        DIGITAL PHOTOGRAPHY – This is not a “journalistic” course, but focuses on the “art of  photography”.  Projects are set up each week to be accomplished and students have the use of an iMac computer in the art room with both Photoshop and the full Creative Suite at their disposal.  A digital camera with 4-5 MP iis required for the course.  At least one field trip will be a part of this course.              Class limit of 10 and permission of instructor

         PRINTMAKING – This course allows for pure drawing techniques adapted for printmaking, as well as hands on reproduction of art work through printing in several ways.  Relief printing (linoleum and woodblock) and monoprinting are explored in depth.  The history of Japanese woodblocks and how to make Japanese woodblocks are studied in depth.             
Prerequisite: Art I and permission of instructor

Honors, Advanced Art, and Advanced Placement Art will be added as the need arises.



 Nolvia Ventura - Spanish I, Spanish II, and Spanish III
Mr. Joshua Rogers: Latin I and Latin II

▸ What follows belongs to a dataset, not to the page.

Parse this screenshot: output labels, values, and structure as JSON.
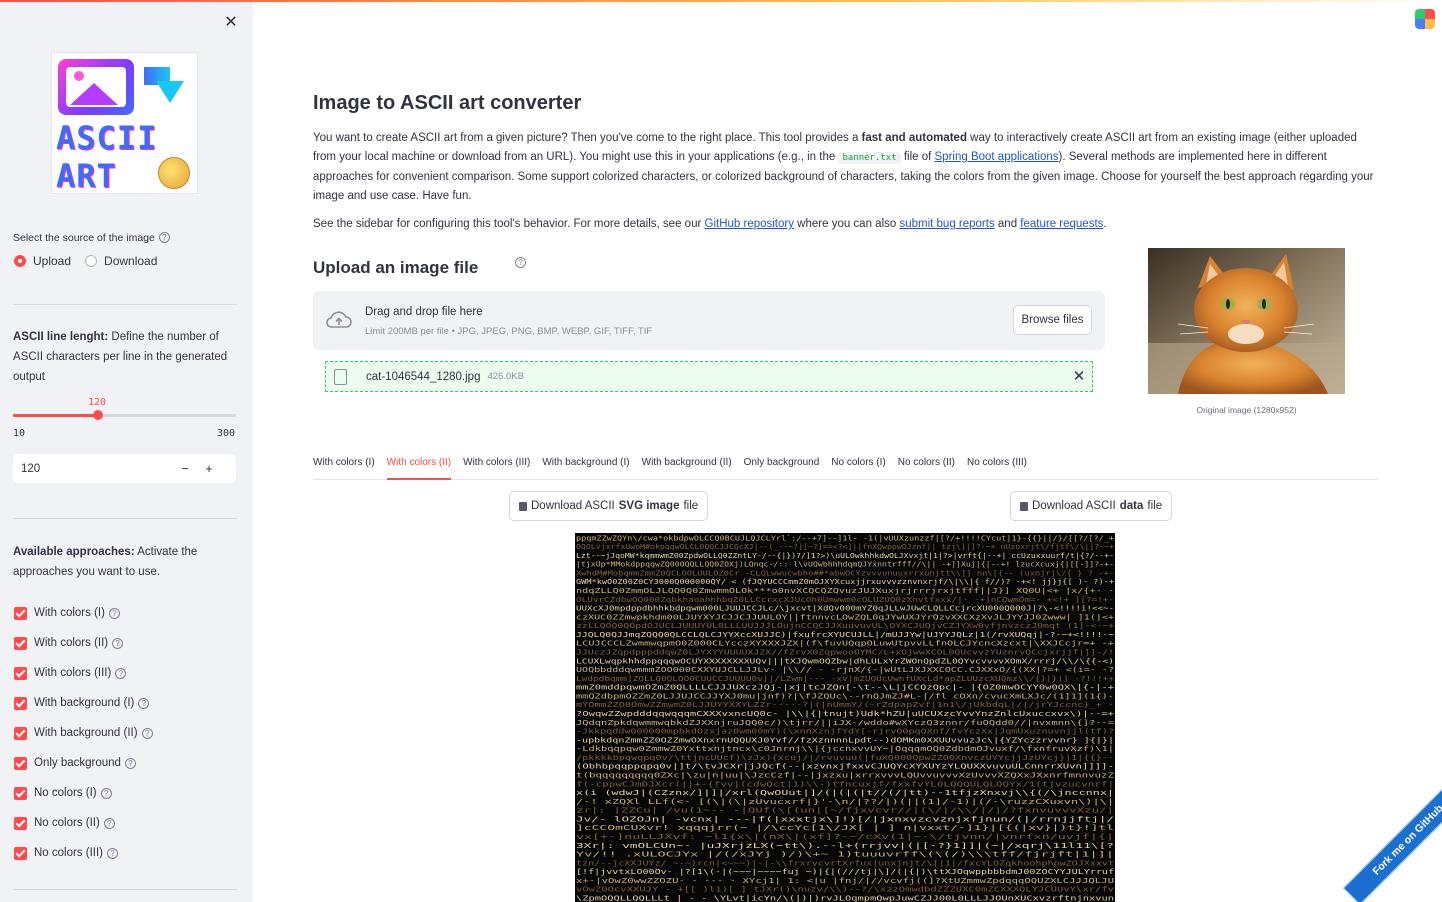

PCS is committed to teaching world languages in order to provide students tools for functioning effectively as global citizens.  Designed to raise international awareness, to give a vision of diversity, and increase appreciation for other cultures, the curriculum includes French, Spanish, and Latin. Instruction in these languages promotes mature attitudes and cosmopolitan relationships that enhance, reinforce and integrate topics in other disciplines with the purpose of developing a global consciousness that may be less emphasized in a monolingual setting. PCS specifically develops interpersonal, interpretative, and presentational communication skills so that learners can manipulate information and collaborate in a globalized world.  These skills will help prepare students for college and provide lifelong habits of learning for personal enjoyment and enrichment.